The data:
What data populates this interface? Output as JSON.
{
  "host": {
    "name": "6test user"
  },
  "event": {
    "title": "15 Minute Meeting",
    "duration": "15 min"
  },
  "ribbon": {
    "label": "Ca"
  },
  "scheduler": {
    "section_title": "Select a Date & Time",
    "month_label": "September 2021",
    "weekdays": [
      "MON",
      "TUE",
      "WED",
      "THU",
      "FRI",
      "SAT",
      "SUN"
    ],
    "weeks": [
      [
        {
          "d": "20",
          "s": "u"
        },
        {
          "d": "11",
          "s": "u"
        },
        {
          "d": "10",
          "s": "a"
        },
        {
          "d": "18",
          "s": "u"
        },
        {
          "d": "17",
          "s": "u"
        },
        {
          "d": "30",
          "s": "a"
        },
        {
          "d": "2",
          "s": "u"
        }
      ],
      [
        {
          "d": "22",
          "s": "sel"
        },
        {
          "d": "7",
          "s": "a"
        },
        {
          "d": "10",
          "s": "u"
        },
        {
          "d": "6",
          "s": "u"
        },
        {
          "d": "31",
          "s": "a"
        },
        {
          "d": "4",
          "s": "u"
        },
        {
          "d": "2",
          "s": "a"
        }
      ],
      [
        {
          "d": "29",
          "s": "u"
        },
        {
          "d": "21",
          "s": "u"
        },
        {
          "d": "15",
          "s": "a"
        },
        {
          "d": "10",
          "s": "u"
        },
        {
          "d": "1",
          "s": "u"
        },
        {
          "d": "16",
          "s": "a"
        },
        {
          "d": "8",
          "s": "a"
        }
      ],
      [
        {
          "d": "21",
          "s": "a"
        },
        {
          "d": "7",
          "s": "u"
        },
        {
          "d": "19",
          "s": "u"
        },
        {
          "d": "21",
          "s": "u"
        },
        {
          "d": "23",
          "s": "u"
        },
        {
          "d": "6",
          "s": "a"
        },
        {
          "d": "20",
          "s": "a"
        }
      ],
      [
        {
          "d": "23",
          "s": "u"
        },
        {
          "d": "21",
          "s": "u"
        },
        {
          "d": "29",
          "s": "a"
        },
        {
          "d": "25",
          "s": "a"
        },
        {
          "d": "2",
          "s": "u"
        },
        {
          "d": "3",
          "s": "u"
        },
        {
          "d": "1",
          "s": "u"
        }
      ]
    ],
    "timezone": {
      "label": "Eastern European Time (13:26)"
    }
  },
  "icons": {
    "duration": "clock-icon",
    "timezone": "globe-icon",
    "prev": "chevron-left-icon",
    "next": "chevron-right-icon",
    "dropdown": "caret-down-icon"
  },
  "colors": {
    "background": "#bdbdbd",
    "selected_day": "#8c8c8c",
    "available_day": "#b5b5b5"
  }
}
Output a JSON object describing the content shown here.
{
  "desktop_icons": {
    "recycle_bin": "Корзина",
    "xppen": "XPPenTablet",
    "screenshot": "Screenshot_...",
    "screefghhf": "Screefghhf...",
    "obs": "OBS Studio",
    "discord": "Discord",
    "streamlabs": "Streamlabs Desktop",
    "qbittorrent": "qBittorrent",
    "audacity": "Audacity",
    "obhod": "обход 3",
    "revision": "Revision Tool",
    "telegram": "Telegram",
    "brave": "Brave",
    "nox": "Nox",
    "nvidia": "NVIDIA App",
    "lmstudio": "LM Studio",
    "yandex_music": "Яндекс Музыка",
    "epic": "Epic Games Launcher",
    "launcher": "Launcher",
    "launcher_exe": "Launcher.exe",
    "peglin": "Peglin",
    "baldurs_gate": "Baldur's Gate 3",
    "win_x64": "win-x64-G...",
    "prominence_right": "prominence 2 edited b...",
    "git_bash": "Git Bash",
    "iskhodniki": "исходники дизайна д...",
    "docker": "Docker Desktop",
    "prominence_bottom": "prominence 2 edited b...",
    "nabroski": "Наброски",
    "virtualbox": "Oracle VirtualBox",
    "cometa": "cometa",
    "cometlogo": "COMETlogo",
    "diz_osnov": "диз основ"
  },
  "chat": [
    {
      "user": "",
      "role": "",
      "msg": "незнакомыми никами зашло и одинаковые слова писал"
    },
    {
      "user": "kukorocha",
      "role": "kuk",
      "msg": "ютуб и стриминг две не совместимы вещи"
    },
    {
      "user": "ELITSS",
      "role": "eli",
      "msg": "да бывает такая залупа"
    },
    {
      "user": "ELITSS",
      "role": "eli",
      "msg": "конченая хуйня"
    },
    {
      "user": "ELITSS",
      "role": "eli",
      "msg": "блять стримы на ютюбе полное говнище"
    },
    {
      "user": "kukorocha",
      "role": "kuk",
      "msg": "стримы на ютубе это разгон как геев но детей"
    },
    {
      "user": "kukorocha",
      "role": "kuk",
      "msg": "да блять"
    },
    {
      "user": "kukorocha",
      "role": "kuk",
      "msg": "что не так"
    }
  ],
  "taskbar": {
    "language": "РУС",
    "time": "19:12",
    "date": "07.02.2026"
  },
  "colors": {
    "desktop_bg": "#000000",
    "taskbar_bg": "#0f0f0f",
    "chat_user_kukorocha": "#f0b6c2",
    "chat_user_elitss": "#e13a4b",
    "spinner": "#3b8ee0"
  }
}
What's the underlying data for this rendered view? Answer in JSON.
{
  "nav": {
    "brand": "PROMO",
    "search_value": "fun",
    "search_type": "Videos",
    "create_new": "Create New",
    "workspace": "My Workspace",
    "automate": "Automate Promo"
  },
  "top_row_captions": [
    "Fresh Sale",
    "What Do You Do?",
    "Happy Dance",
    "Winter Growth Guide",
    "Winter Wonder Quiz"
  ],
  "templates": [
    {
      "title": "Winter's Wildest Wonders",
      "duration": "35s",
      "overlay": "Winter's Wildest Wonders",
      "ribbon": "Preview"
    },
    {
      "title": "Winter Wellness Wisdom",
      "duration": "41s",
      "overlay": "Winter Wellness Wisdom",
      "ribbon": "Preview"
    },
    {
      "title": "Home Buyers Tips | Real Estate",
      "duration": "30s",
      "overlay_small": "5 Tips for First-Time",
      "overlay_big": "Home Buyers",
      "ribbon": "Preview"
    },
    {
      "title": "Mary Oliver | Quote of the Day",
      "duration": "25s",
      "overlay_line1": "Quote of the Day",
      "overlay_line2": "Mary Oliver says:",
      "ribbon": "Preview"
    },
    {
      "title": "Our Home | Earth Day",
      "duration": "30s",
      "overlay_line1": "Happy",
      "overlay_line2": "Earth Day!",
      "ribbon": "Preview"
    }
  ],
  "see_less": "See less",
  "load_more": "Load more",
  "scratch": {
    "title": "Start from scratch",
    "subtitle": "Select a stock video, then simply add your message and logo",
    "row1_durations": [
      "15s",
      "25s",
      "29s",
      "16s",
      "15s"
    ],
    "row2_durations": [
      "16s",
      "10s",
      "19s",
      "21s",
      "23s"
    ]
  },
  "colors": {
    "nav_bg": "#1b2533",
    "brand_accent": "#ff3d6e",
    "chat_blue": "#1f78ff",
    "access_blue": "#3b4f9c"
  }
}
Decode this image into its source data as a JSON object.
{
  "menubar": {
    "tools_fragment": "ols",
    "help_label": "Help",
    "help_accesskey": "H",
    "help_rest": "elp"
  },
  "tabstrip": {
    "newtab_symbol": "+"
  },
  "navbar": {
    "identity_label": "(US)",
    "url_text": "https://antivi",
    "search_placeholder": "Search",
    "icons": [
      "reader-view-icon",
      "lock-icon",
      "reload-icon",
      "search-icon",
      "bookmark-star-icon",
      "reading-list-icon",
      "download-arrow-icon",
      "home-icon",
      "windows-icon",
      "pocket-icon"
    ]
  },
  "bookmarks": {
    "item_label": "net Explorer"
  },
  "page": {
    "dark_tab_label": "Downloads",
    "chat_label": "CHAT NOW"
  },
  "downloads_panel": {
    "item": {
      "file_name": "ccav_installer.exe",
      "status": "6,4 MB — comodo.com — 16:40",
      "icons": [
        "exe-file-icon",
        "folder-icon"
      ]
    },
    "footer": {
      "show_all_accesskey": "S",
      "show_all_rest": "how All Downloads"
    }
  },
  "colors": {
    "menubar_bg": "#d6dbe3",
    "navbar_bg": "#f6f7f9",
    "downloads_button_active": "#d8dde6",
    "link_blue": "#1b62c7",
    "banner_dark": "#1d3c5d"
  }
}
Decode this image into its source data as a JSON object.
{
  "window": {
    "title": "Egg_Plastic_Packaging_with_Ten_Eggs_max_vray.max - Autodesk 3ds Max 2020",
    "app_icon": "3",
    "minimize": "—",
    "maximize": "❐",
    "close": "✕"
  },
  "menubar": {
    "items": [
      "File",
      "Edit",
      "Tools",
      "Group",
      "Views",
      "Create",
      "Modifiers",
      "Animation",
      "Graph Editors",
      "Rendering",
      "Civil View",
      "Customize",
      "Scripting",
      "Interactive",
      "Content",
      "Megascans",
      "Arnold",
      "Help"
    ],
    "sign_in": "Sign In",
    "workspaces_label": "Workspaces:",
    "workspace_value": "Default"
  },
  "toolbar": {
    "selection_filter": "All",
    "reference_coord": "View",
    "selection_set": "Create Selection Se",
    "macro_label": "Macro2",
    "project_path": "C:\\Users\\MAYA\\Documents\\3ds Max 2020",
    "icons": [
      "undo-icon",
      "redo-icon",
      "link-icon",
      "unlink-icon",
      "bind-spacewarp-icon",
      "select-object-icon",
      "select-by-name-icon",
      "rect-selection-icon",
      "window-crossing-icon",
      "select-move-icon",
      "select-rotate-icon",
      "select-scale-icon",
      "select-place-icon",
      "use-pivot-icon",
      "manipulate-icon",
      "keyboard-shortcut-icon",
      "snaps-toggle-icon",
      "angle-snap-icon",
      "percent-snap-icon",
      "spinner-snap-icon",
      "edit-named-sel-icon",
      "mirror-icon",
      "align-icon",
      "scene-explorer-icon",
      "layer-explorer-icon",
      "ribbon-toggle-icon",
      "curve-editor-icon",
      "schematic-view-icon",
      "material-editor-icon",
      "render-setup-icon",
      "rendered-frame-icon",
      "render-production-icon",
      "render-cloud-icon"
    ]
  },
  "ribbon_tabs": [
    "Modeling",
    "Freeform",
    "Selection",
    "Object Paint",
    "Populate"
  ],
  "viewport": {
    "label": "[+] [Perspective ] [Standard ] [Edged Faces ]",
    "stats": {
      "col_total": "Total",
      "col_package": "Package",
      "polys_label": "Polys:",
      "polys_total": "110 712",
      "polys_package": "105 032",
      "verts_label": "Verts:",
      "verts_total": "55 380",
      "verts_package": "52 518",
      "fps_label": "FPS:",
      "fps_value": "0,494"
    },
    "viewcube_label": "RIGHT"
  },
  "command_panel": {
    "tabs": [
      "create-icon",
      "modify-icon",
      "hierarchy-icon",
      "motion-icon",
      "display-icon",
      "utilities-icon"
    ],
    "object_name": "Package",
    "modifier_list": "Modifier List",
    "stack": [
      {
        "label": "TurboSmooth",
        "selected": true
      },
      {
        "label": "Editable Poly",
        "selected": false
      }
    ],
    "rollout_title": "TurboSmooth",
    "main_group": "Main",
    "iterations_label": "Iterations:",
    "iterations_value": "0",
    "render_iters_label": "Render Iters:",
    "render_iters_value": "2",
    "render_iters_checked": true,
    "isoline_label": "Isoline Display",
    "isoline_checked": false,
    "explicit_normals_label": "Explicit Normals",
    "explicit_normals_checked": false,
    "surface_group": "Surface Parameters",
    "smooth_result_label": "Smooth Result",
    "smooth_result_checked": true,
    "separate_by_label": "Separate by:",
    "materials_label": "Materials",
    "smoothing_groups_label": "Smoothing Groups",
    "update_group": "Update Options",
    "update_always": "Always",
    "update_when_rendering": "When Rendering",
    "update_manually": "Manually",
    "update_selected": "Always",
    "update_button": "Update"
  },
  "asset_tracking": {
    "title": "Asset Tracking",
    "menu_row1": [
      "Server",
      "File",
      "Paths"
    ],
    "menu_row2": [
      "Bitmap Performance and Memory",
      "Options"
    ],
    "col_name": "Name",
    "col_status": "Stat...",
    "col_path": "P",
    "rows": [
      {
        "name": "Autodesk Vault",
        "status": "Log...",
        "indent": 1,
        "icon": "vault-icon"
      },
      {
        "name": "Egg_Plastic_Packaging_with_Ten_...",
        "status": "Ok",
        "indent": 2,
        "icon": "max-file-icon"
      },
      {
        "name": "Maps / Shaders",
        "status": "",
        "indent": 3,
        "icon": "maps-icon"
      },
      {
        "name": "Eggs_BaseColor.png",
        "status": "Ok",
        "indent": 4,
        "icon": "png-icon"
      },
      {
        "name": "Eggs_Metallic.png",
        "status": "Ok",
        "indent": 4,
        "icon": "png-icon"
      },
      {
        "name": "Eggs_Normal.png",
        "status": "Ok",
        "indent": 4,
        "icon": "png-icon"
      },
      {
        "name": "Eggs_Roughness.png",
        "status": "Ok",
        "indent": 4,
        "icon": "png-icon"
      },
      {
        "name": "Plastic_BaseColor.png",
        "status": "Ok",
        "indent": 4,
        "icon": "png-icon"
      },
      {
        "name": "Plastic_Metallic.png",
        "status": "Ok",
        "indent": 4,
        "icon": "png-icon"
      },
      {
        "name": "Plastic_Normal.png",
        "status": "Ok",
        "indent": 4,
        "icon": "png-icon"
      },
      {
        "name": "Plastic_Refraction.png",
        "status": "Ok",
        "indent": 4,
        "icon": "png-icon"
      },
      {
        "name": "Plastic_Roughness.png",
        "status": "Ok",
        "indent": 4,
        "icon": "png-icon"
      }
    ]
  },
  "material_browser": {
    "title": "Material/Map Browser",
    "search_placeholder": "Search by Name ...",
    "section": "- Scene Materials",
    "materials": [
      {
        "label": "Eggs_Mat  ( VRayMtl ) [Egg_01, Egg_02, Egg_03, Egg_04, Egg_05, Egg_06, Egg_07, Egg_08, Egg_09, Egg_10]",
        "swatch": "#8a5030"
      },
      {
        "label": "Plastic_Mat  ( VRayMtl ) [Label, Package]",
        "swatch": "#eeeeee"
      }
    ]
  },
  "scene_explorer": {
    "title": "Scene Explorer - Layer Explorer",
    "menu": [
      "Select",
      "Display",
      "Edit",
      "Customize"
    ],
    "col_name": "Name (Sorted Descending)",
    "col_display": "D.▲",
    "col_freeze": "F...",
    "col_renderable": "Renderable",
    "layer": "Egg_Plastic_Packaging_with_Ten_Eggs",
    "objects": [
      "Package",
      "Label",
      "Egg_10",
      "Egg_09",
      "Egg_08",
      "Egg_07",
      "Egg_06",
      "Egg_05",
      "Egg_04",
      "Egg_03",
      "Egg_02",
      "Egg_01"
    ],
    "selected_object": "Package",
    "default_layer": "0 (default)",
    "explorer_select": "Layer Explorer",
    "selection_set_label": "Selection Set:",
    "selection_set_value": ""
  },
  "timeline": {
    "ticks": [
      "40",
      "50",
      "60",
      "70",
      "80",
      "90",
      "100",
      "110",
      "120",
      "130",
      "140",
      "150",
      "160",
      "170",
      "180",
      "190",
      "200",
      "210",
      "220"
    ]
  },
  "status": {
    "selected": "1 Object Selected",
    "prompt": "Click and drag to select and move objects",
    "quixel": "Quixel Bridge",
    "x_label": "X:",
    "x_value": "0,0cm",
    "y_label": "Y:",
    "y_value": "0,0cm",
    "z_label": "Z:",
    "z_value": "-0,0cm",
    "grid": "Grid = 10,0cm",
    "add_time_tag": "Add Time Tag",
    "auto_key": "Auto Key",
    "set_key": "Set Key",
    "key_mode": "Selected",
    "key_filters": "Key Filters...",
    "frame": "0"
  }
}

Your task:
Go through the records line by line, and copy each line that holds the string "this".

Finished exercise:
What data populates this interface? Output as JSON.
What's the underlying data for this rendered view? Answer in JSON.
Decode this image into its source data as a JSON object.
Decode this image into its source data as a JSON object.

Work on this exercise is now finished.